Suddenly the car door slams and the guy is back. He doesn't look at any of us as he walks through the car. He gets to the far door and stops. He stands there for a couple of seconds and I think he's revving himself up to make his get-some-breakfast speech again, but he doesn't. What he does do is sidle back down the car until he is even with the sleeping woman then, softly softly softly, he settles into the seat next to her.

For a half a second I am thinking he must know her, that he recognized her from somewhere, that he's watching over her, but then the reality side of my brain wakes up and says 'Bullshit. He's going to steal her bag.'

Did you ever watch one of those nature films where the cheetah is trying to run down one of the gazelles? Once the chase begins, the cheetah only looks at that gazelle, at his prey, and the other gazelles, the ones who are not being chased, head off in all directions, looking in all directions except where the one who is being chased is being chased, so it was on this early morning train car.

He kept his eyes on her, he knew that no one else would say anything, he knew us, he knew me that well, he knew we would sit there, the unpersued gazelles, as he moved his hands down around the bag. Seconds went by, a whole minute, he was patient, moving not inch by inch, but in tiny slices of distance.

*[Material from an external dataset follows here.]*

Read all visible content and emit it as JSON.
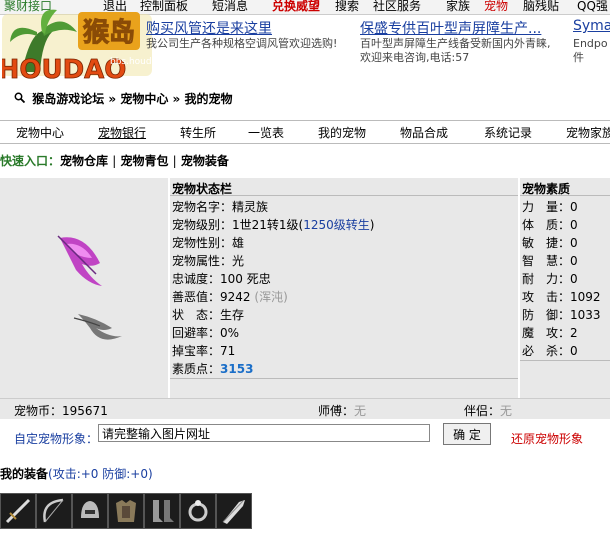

"Hey, what you doing?" the old woman yelled. "Hey, hey, what the fuck you doing.!??" The guy leaped up and cracked his skull on the overhead handrail, he yelped, "I'm not doing nothing, I'm not doing nothing." He backed down the car holding the top of his head. The old woman was standing now, looking right at him, fists out in front of her. "I wasn't doing nothing." the guy said again. "Shut up, you no good."shouted the woman, "I've seen you now. I've seen you. And now you've made an enemy." The woman took a step around her bags, she put one foot out in the aisle, the big guy was backing away down the car. " Now, sometime I will see you sleeping and I'll take every thing you got." She laughed, "You've got an enemy now. Heh."

The gazelles stayed silent.

The guy slammed his way out of the car at the next stop and the woman, already curled up in her seat, seemed just two breaths away from being fast asleep again. Everything settled down.

I listened to about three sentences of my book before shutting the thing off. The shame of it all began to well up over me. What a brave crew we were, what a valiant soul am I. What a bunch of whimpish bovine creatures we all were. We would have sat right there and watched him swipe that woman's bag. We shouldn't be allowed to ride in the same car with her, we don't have half of her courage. If the same thing had happened to anyone else on that train, do you think they could just roll over and go back to sleep? They'd be shaking and weeping and stunned, not her, she was back to snoozing, in seconds at peace with her world.

The train roared into my stop at Fifty-Ninth Street and I was up and out and halfway up the stairs to the park before the whole shame rolled over me. I would have done nothing, I would have been frozen by my fear of getting a shive in the chest from the wired up junkie with a grudge.

There isn't a herd of gazelles who would have me and now I was going to run a circle around the park. I put the music on my headset on as loud as I could take it, it wasn't loud enough.